WHAT THE EXERCISE ASKS: Determine how many lines in the material hold the string "true", then reply with that number only.

AVAILABLE DATA:
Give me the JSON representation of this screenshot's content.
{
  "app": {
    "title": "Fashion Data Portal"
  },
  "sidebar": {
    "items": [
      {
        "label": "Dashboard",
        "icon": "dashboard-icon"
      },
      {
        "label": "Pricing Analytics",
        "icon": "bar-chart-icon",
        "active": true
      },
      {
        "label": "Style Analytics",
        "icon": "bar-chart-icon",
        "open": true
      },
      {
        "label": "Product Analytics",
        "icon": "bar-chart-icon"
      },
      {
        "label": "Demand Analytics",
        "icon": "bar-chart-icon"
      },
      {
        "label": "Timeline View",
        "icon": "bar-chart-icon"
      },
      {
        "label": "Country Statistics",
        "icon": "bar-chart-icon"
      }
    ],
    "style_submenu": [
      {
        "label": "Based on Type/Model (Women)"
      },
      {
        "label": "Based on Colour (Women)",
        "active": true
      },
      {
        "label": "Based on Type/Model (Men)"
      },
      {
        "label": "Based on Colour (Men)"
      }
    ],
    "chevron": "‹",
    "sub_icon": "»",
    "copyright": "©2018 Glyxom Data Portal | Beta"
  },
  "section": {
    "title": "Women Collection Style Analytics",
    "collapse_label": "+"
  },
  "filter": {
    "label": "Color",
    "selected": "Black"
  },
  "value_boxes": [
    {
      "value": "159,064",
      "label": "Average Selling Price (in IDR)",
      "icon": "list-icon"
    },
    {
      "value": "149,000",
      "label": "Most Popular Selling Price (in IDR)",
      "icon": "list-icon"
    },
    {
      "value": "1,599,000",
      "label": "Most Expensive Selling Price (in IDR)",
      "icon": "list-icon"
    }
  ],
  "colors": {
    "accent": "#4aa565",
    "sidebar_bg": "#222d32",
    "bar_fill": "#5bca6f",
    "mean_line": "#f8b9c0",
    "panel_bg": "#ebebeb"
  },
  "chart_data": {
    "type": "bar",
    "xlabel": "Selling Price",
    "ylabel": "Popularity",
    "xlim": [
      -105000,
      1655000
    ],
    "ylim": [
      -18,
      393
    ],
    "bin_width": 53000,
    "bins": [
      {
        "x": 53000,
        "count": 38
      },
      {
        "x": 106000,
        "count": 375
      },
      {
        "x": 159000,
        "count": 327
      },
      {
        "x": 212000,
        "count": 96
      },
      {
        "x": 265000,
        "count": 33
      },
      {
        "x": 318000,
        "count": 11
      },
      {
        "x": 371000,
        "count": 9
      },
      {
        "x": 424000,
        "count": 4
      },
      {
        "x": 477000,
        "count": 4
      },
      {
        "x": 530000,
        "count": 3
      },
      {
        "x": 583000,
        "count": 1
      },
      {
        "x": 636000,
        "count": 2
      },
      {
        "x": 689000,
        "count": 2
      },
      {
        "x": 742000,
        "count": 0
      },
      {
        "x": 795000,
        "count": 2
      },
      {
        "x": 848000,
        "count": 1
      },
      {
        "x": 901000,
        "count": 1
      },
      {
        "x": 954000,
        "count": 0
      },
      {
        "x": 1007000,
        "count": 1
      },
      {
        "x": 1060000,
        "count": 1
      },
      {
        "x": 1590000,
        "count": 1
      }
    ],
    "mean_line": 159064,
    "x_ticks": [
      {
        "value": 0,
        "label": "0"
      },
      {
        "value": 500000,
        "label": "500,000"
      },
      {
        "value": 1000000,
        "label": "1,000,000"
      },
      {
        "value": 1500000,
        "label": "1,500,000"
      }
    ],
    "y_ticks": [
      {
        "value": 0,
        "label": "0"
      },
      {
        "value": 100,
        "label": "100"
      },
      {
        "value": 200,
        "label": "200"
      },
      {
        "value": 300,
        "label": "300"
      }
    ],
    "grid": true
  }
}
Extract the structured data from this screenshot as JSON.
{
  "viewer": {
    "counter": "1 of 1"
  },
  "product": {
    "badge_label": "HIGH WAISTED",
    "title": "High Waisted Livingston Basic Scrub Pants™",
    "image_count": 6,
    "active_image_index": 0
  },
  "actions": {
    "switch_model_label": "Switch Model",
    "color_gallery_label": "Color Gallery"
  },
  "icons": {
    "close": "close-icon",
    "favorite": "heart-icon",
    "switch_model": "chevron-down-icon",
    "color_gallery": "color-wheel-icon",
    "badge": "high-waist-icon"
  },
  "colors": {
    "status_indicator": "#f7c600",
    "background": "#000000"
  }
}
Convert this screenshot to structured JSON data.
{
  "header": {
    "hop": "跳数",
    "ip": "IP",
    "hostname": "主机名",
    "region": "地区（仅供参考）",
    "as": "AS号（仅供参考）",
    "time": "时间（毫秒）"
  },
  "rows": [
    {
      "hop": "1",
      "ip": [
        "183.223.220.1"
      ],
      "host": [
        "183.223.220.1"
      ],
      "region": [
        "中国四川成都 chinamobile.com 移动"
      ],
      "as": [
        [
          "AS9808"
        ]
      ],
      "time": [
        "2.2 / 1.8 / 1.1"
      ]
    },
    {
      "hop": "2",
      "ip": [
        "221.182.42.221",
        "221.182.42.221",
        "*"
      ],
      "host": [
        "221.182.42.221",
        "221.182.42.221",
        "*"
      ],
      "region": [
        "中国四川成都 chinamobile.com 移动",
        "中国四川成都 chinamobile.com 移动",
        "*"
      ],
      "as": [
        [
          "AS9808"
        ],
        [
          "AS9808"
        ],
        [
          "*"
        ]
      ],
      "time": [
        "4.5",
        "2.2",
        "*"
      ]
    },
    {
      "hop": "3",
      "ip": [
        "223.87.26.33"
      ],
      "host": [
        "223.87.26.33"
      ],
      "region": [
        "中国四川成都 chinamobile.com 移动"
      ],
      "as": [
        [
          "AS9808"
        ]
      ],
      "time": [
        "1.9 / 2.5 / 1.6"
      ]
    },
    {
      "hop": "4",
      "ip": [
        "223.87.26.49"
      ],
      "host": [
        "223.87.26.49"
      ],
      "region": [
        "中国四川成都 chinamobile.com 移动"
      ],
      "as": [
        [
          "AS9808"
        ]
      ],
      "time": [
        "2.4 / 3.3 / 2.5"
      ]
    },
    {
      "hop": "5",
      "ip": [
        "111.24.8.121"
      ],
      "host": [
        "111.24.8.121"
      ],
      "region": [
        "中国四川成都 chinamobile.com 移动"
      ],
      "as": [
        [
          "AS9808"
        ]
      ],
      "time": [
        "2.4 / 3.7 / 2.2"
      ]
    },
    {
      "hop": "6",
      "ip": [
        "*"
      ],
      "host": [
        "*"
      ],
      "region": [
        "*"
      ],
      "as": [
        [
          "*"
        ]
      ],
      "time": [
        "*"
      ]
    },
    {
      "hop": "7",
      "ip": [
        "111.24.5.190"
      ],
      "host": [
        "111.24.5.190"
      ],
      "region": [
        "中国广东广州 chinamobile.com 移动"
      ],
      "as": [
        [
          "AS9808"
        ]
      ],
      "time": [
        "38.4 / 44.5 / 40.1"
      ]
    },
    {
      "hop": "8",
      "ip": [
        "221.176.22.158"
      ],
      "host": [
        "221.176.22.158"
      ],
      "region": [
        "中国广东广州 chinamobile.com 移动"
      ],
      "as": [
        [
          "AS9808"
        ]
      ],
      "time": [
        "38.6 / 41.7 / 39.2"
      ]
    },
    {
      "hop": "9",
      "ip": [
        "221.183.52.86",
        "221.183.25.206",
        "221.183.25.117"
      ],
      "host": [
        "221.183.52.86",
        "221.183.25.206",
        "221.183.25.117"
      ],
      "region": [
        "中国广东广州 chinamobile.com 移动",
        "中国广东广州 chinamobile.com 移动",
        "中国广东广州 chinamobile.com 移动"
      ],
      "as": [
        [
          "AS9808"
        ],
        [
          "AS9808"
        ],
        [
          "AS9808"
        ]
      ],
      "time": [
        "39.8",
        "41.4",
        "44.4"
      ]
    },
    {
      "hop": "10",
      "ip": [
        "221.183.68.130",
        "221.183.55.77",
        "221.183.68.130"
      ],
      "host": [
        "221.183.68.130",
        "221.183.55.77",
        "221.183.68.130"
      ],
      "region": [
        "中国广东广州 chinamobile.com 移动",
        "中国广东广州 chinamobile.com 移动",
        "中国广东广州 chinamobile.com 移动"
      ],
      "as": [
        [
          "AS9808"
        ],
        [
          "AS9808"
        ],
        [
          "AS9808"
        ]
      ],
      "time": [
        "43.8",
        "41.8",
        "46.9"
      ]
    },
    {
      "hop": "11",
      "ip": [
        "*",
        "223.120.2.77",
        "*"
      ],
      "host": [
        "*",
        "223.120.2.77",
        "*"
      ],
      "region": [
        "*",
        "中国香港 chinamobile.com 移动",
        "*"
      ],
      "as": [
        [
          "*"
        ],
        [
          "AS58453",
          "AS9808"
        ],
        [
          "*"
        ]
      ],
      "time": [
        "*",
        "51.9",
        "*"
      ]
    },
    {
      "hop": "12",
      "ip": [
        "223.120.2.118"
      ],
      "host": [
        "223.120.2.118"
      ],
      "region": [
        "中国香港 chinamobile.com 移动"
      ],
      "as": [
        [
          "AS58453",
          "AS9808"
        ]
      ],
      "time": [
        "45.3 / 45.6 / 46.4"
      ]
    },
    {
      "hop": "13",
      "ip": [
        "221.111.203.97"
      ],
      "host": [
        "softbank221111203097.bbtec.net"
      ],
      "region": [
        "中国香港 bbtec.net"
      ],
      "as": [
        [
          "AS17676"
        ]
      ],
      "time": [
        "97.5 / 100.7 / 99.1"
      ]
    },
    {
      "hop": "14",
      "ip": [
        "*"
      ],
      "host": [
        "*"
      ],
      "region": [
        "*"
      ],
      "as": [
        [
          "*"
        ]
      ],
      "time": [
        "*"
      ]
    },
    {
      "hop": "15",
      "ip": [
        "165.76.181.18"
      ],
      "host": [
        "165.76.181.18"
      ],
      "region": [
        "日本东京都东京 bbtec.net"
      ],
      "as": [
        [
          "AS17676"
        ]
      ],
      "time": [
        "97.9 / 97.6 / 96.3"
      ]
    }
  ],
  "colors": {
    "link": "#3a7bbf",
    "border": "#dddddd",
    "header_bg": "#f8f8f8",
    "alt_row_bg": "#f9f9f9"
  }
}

THE COMPLETED TASK: 4